There are a few less interesting songs. ”Treize Jours en France” is a mostly forgettable chanson. ”Cinema Paradiso” in another rendition made me track down the movie, but the song is ultimately pretty slow. The instrumental violin waltz ”Por Una Cabeza” is a cool showcase once again, but not something I will actively listen to. Then there’s the 007 medley, which is a mix of some classic Bond themes with parts of ”Goldfinger” and ”Skyfall” vocals. It’s more notable for Sarah doing some atypically deep singing and some really impressive violin sections.
What I really wanted to hear was Sarah taking on the heavy-hitters. ”On My Own” is one of the most emotional themes of Les Miserables and was most famously performed by Lea Salonga, one of the greatest voices ever. Sarah sings it very dramatically with lots of musical flair. Her voice is more dynamic, but I think I prefer Lea’s more earnest rendition which only breaks up a little bit in the end. Sarah is almost sobbing halfway through. Maybe this was inspired more by the film version where Samantha Barks was notably more soggy than the original.
”Beauty and the Beast” is obviously topical with the new live action movie, but this is much closer to the original, even including Peabo Bryson in the duet. He still does a good job, although he does more unnecessary ”whoaoahohaoh”-ing in this version and brings Sarah along too. I certainly prefer Sarah’s voice to Celine’s and the arrangement is spectacular so the song is ultimately better, but it could have been even better with a bit more restraint.
Then finally there’s ”I Will Always Love You”, as made famous by Whitney Houston in Bodyguard. It’s notoriously hard to sing and I’m happy that Sarah mostly nails it. She doesn’t quite have Whitney’s depth and in a few spots she can’t effortlessly sink to the lowest ranges, but she belts out the powerful refrains without hesitation. Simply very good.
The surprises come from a few other songs. ”Now We Are Free”, the theme of Gladiator, is performed really well with impressive range. I wasn’t completely won over by La La Land, but the medley here is great. There’s parts of ”City of Stars”, ”Epilogue” and ”Another Day in the Sun”, with only a little singing on the former but once again more of Sarah’s deeper jazz voice. The standout of the album though is ”Nandemonaiya”, which despite the name is mostly an English version of the theme to the anime Your Name. It’s a really emotional piano ballad with a powerful last few verses.

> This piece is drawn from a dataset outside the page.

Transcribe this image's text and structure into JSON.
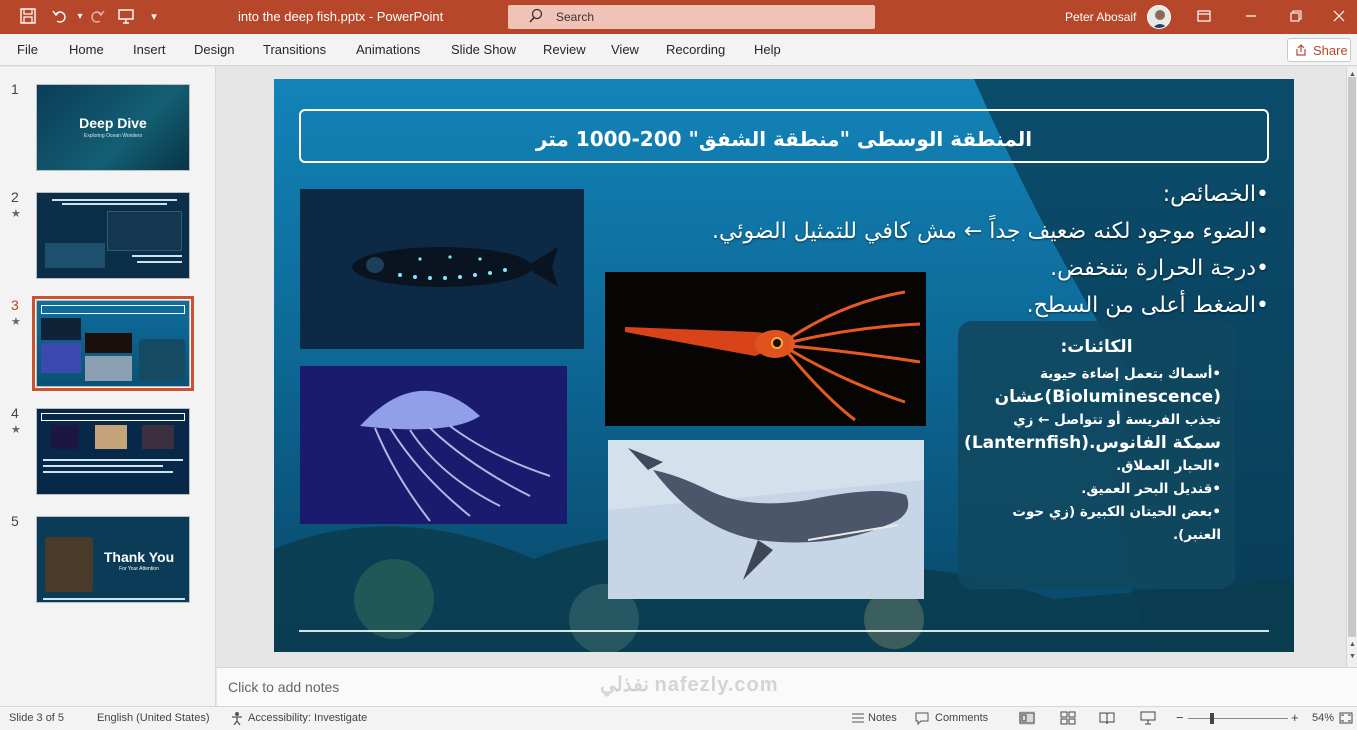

Overall Cinema Music has some good tracks, but there are no amazing songs as on the three previous albums. Trying to imitate American power voices doesn’t really suit Sarah’s skills and I would prefer a return to a more celtic sound. Another collaboration with Yasunori Mitsuda would be awesome. A slight disappointment but still a good album to pick up. Sarah, F and Anima have more top class tracks though.